homeland security

Homeland Security workers in Anacortes are among numerous federal employees working without pay during the federal government shutdown that has continued nearly three weeks.

Many residents of Anacortes and South Fidalgo may not be feeling the direct effects of the federal government shutdown, now nearly three weeks long.

Mail is still being delivered. Retirees are still getting Social Security checks. People who depend on Medicare and Medicaid still have access to care. Federal law enforcement officers are still on the job.

But some local effects of the shutdown are becoming evident, and those impacts could grow over time.

Statewide, 867 federal workers in Washington had filed unemployment claims as of Monday with the state Employment Security Department, according to ESD regional labor economist Anneliese Vance-Sherman. Eight of those federal workers live in Skagit County, but the number of claims from Skagit could be higher.

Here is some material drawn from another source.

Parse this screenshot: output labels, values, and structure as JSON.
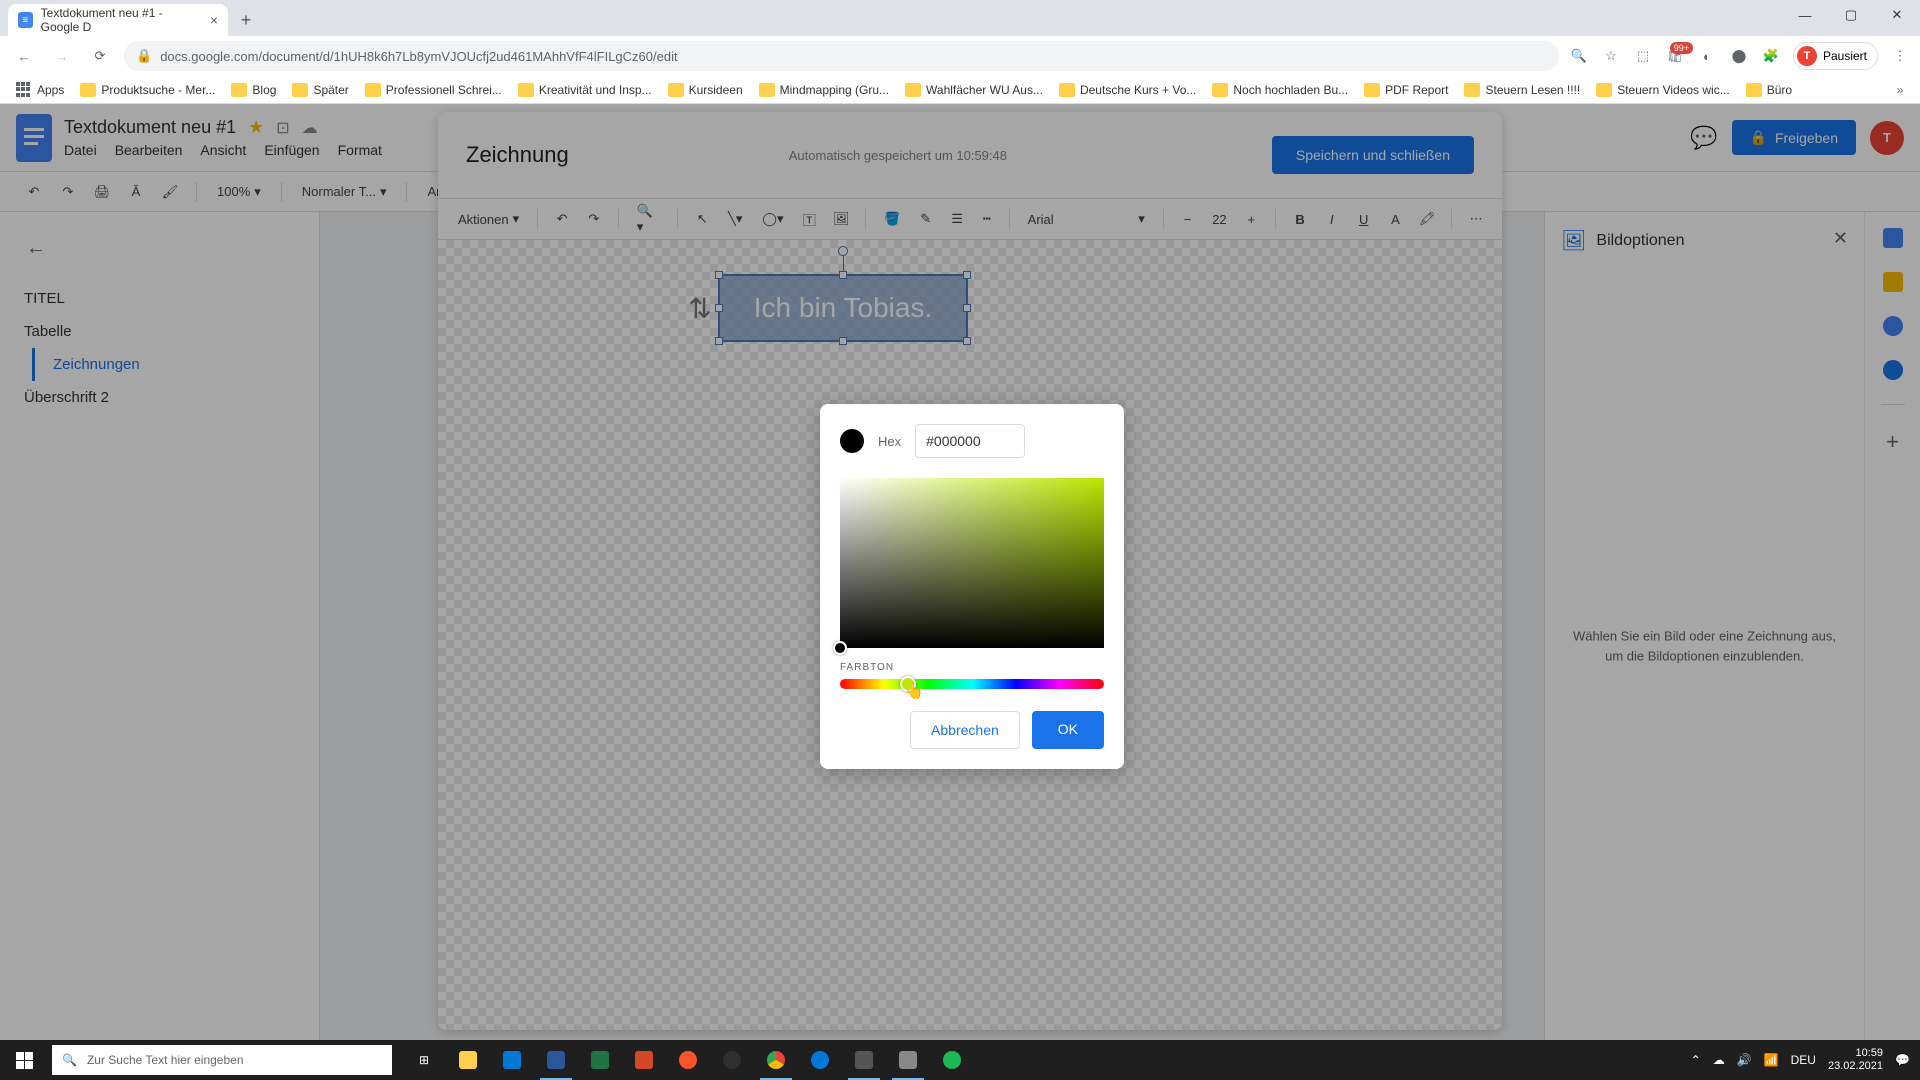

“Not all federal jobs located in Washington state are reported to ESD, as there is also a federal Unemployment Insurance system,” Vance-Sherman wrote in an email to the Anacortes American. “… Many can’t actually file with us because they are covered under a different system.”

The Customs and Border Protection office near Cap Sante Marina is staffed this week. But agents are working without pay, designated as essential personnel who must report to work.

Ditto for the U.S. Coast Guard, which has a strong presence in this region. While the Coast Guard is defined in U.S. Code as a branch of the Armed Forces, it falls under the Department of Homeland Security, which is affected by the shutdown, unlike the Department of Defense.

U.S. Drug Enforcement Agency employees are also working without pay.

Restrooms are closed and trash collection has stopped at 17 U.S. national parks, reserves and sites in Washington, such as Ebey’s Landing in Coupeville.

Meanwhile, the Internal Revenue Service is essentially closed, so there’s no staff to help taxpayers understand tax law changes, and the later processing of tax returns could mean delays for any refunds, IRS officials have said.

Local tribal governments are also affected.

The Samish Nation has access to federal funds that have been appropriated through the end of September. But the U.S. Department of Interior is closed, so interaction with Interior will have to wait, Samish General Manager Leslie Eastwood said Monday.

That closure affects a review of the Swinomish Tribe’s appeal of the department’s decision to put some Samish land into trust, possibly delaying the Samish’s plans for the land.

 Living without pay

Washington state’s Employment Security Department is reaching out to workers whose income disappeared with the shutdown; those workers may be eligible for unemployment compensation.

And the Coast Guard’s 13th District, which includes Anacortes, is helping personnel prepare for life without income.

“Luckily, we all were able to get a paycheck on Dec. 31. But the next paycheck, on Jan. 15, may be delayed,” said Lt. Cmdr. Stephen Brickey, public affairs officer for the U.S. Coast Guard Pacific Area.

The 13th District has 1,800 active-duty personnel, 200 reservists and 115 civilian employees, according to 13th District public affairs officer Lt. Russell Tippet.

Various commands have provided letters that personnel can give to creditors and are connecting personnel with Coast Guard Mutual Assistance, the branch’s official relief society.

Brickey said he, his wife and two young daughters have tightened their belts on spending.

“We are fortunate to have savings to draw upon if needed,” he said.

At this point, the partial shutdown is not distracting Coast Guard personnel from their work, Brickey said Monday. “They are still out there on patrol and conducting rescues. They are committed to the work they do everyday.”

Load comments